- There is currently no federal law that specifically addresses biometrics in workplaces. Other privacy laws provide some guidance, however. Generally, employers can monitor employees with surveillance cameras, can read their work emails, can search their office, and more because there is not a reasonable expectation of privacy. For more information, visit Workplace Fairness other pages on privacy rights and workplace surveillance. Reference the genetic information nondisclosure act. First attempt to address the use of biometric data. Have a small paragraph in beginning as a reference.
Employers might enjoy the benefits of biometrics, but workers may be hesitant to let their bosses take their fingerprints and scan their faces. They may fear that the information will get into the wrong hands. Although laws regarding biometrics are still speculative, it is likely that employers need to obtain consent before obtaining and using biometric information.
Job applicants already provide a lot of sensitive information when seeking work. Just as employers must keep employees’ social security numbers private, they must take caution to secure any biometric information they collect. If they do not, they may be subjecting themselves to liability.
Although technology can be an invaluable tool, it also has its flaws. Biometric data is the use of technology to verify identities by physical characteristics. Biometrics software and other artificial intelligence can be biased. Programs often refer to and learn from templates; This can be problematic if the template does not account for race, gender, age, disability, and other factors. Some states are protecting workers by implementing laws that regulate AI hiring software to limit bias. See our page on AI hiring for more information.
Using biometrics could open some employers to legal risks, especially regarding privacy rights and discrimination. Employers likely need consent before collecting and using biometric data – even in states that do not have laws that require it. Although there is a lower expectation of privacy in the workplace, it may be crossing the line to assume that workers automatically give up their right to withhold biometric information from employers. However, it may be legal for employers to fire or refuse to hire someone for refusing to share their biometrics.
A court in West Virginia sided with the EEOC in 2017, holding that an employer illegally fired an employee citing religious reasons when refusing to use a biometric scanner for clocking in and out (EEOC v. Consol Energy). The court awarded the former employee over $550,000.
Employers could face harsh consequences if they fail to adequately secure their workers’ private data. Pursuant to an Illinois state law, an employer in 2023 case was liable for over $1,000 per employee and per day for improperly collecting, storing, and using biometric data (Cothron v. White Castle System, Inc.).
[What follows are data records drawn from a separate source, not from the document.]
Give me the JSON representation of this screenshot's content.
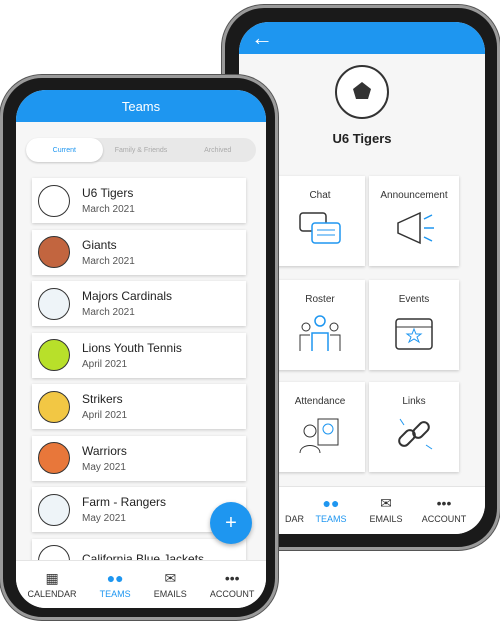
{
  "colors": {
    "accent": "#1e96f0"
  },
  "back": {
    "back_icon": "arrow-left-icon",
    "team_name": "U6 Tigers",
    "tiles": [
      {
        "label": "Chat",
        "icon": "chat-icon"
      },
      {
        "label": "Announcement",
        "icon": "megaphone-icon"
      },
      {
        "label": "Roster",
        "icon": "people-icon"
      },
      {
        "label": "Events",
        "icon": "calendar-icon"
      },
      {
        "label": "Attendance",
        "icon": "clipboard-icon"
      },
      {
        "label": "Links",
        "icon": "link-icon"
      }
    ],
    "nav": [
      {
        "label": "DAR"
      },
      {
        "label": "TEAMS"
      },
      {
        "label": "EMAILS"
      },
      {
        "label": "ACCOUNT"
      }
    ]
  },
  "front": {
    "title": "Teams",
    "tabs": [
      {
        "label": "Current"
      },
      {
        "label": "Family & Friends"
      },
      {
        "label": "Archived"
      }
    ],
    "teams": [
      {
        "name": "U6 Tigers",
        "date": "March 2021",
        "sport": "soccer",
        "color": "#ffffff"
      },
      {
        "name": "Giants",
        "date": "March 2021",
        "sport": "football",
        "color": "#c2653f"
      },
      {
        "name": "Majors Cardinals",
        "date": "March 2021",
        "sport": "baseball",
        "color": "#eef4f8"
      },
      {
        "name": "Lions Youth Tennis",
        "date": "April 2021",
        "sport": "tennis",
        "color": "#b8e02a"
      },
      {
        "name": "Strikers",
        "date": "April 2021",
        "sport": "volleyball",
        "color": "#f2c744"
      },
      {
        "name": "Warriors",
        "date": "May 2021",
        "sport": "basketball",
        "color": "#e8773a"
      },
      {
        "name": "Farm - Rangers",
        "date": "May 2021",
        "sport": "baseball",
        "color": "#eef4f8"
      },
      {
        "name": "California Blue Jackets",
        "date": "",
        "sport": "other",
        "color": "#ffffff"
      }
    ],
    "fab": "+",
    "nav": [
      {
        "label": "CALENDAR"
      },
      {
        "label": "TEAMS"
      },
      {
        "label": "EMAILS"
      },
      {
        "label": "ACCOUNT"
      }
    ]
  }
}
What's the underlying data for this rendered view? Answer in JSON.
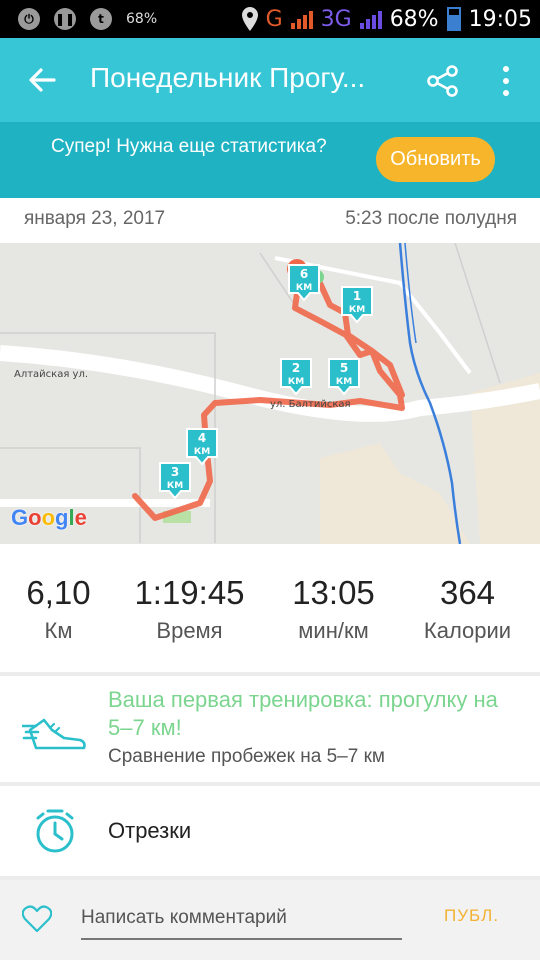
{
  "status_bar": {
    "left_percent": "68%",
    "network": "G",
    "network2": "3G",
    "battery": "68%",
    "battery_level": 0.68,
    "clock": "19:05"
  },
  "app_bar": {
    "title": "Понедельник Прогу...",
    "back_icon": "arrow-back-icon",
    "share_icon": "share-icon",
    "more_icon": "more-vert-icon",
    "color": "#36c6d6"
  },
  "promo": {
    "text": "Супер! Нужна еще статистика?",
    "button_label": "Обновить",
    "color": "#1fb2c3",
    "button_color": "#f7b52c"
  },
  "activity": {
    "date": "января 23, 2017",
    "time": "5:23 после полудня"
  },
  "map": {
    "streets": [
      "Алтайская ул.",
      "ул. Балтийская"
    ],
    "attribution": "Google",
    "route_color": "#f0684a",
    "marker_color": "#2bbfcc",
    "markers": [
      {
        "num": "1",
        "unit": "КМ"
      },
      {
        "num": "2",
        "unit": "КМ"
      },
      {
        "num": "3",
        "unit": "КМ"
      },
      {
        "num": "4",
        "unit": "КМ"
      },
      {
        "num": "5",
        "unit": "КМ"
      },
      {
        "num": "6",
        "unit": "КМ"
      }
    ]
  },
  "stats": [
    {
      "value": "6,10",
      "label": "Км"
    },
    {
      "value": "1:19:45",
      "label": "Время"
    },
    {
      "value": "13:05",
      "label": "мин/км"
    },
    {
      "value": "364",
      "label": "Калории"
    }
  ],
  "achievement": {
    "title": "Ваша первая тренировка: прогулку на 5–7 км!",
    "subtitle": "Сравнение пробежек на 5–7 км",
    "icon": "running-shoe-icon"
  },
  "splits": {
    "label": "Отрезки",
    "icon": "stopwatch-icon"
  },
  "comment": {
    "placeholder": "Написать комментарий",
    "publish_label": "ПУБЛ.",
    "like_icon": "heart-icon"
  }
}
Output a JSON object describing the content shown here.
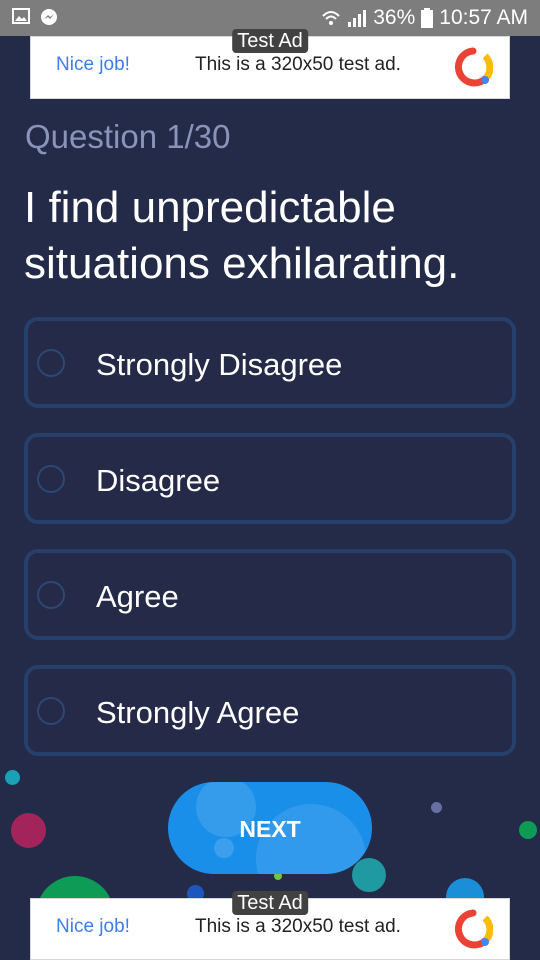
{
  "status_bar": {
    "battery_percent": "36%",
    "time": "10:57 AM",
    "icons": [
      "image-icon",
      "messenger-icon",
      "wifi-icon",
      "signal-icon",
      "battery-icon"
    ]
  },
  "ads": {
    "badge": "Test Ad",
    "nice_job": "Nice job!",
    "text": "This is a 320x50 test ad."
  },
  "quiz": {
    "progress": "Question 1/30",
    "question": "I find unpredictable situations exhilarating.",
    "options": [
      "Strongly Disagree",
      "Disagree",
      "Agree",
      "Strongly Agree"
    ],
    "next_label": "NEXT"
  },
  "colors": {
    "background": "#232b48",
    "option_border": "#263f6b",
    "next_button": "#1a8fea",
    "question_label": "#8a93b8"
  }
}
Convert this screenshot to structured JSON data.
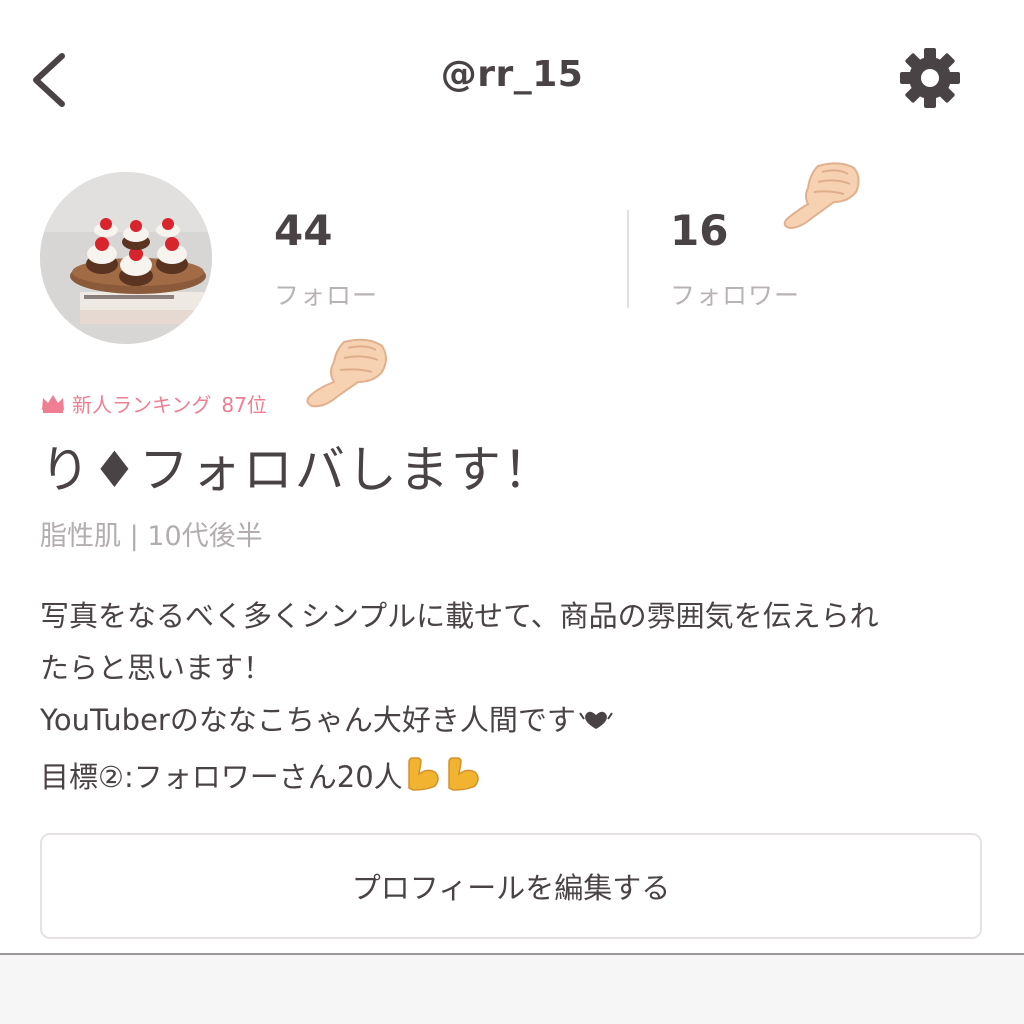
{
  "header": {
    "username": "@rr_15",
    "back_icon": "chevron-left-icon",
    "settings_icon": "gear-icon"
  },
  "profile": {
    "avatar_description_icon": "avatar-cupcakes",
    "stats": {
      "follow_count": "44",
      "follow_label": "フォロー",
      "follower_count": "16",
      "follower_label": "フォロワー"
    },
    "ranking": {
      "label": "新人ランキング",
      "rank": "87位"
    },
    "display_name": "り♦フォロバします！",
    "tags": "脂性肌 | 10代後半",
    "bio": {
      "line1": "写真をなるべく多くシンプルに載せて、商品の雰囲気を伝えられ",
      "line2": "たらと思います！",
      "line3": "YouTuberのななこちゃん大好き人間です",
      "line4": "目標②:フォロワーさん20人"
    },
    "edit_button_label": "プロフィールを編集する"
  },
  "colors": {
    "text": "#4a4346",
    "muted": "#b9b3b5",
    "accent_pink": "#ef7e93",
    "border": "#e7e3e4"
  }
}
AI bias raises other legal concerns. Discrimination might occur if, for example, a fingerprint scanner was more capable of scanning young white workers’ fingerprints than scanning older workers’ or black workers’ fingerprints. Make sure we understand exactly what we are saying. AI and connection. If none, take out.
Consider contacting an employment lawyer if you are either a worker who believes their rights were violated or if you are an employer who wants to use biometrics.
Employers should take care to look out not only for themselves, but for their employees. A spurned employee could very well take legal action against a boss or a company that mishandles biometric data. Reputational Some precautions employers can take to lessen the legal risks with biometrics include:
- Obtain written informed consent from employees before collecting and using their biometric information.
- Write a work policy that explains for what biometrics is used.
- Use security software and do not share employee data, especially for commercial purposes.
- Do your research before choosing what system or software to use for biometrics, as some AI may carry biases and lead to inadvertent discrimination.
- Contact an employment lawyer for more advice.